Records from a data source
►

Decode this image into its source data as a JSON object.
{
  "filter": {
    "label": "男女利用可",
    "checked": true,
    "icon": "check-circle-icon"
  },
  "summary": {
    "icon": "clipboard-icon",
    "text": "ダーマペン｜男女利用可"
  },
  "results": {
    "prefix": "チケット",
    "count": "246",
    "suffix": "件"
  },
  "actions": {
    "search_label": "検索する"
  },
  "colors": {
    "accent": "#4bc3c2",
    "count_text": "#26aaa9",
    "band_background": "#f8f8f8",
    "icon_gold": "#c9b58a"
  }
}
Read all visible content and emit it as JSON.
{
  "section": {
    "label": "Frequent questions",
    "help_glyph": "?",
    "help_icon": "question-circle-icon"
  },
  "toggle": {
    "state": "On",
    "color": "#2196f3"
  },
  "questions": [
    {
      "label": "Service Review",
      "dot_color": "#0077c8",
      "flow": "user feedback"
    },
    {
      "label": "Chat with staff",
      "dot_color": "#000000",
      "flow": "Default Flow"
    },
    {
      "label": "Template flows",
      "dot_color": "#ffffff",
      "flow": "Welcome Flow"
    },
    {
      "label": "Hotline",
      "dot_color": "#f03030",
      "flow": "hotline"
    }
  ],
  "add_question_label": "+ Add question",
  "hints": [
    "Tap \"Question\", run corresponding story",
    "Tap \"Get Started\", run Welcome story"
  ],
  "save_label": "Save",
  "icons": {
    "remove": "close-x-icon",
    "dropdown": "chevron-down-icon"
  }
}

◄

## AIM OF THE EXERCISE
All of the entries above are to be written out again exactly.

## SOLUTION TO THIS EXERCISE
Decode this image into its source data as a JSON object.
{
  "filter": {
    "label": "男女利用可",
    "checked": true,
    "icon": "check-circle-icon"
  },
  "summary": {
    "icon": "clipboard-icon",
    "text": "ダーマペン｜男女利用可"
  },
  "results": {
    "prefix": "チケット",
    "count": "246",
    "suffix": "件"
  },
  "actions": {
    "search_label": "検索する"
  },
  "colors": {
    "accent": "#4bc3c2",
    "count_text": "#26aaa9",
    "band_background": "#f8f8f8",
    "icon_gold": "#c9b58a"
  }
}
Read all visible content and emit it as JSON.
{
  "section": {
    "label": "Frequent questions",
    "help_glyph": "?",
    "help_icon": "question-circle-icon"
  },
  "toggle": {
    "state": "On",
    "color": "#2196f3"
  },
  "questions": [
    {
      "label": "Service Review",
      "dot_color": "#0077c8",
      "flow": "user feedback"
    },
    {
      "label": "Chat with staff",
      "dot_color": "#000000",
      "flow": "Default Flow"
    },
    {
      "label": "Template flows",
      "dot_color": "#ffffff",
      "flow": "Welcome Flow"
    },
    {
      "label": "Hotline",
      "dot_color": "#f03030",
      "flow": "hotline"
    }
  ],
  "add_question_label": "+ Add question",
  "hints": [
    "Tap \"Question\", run corresponding story",
    "Tap \"Get Started\", run Welcome story"
  ],
  "save_label": "Save",
  "icons": {
    "remove": "close-x-icon",
    "dropdown": "chevron-down-icon"
  }
}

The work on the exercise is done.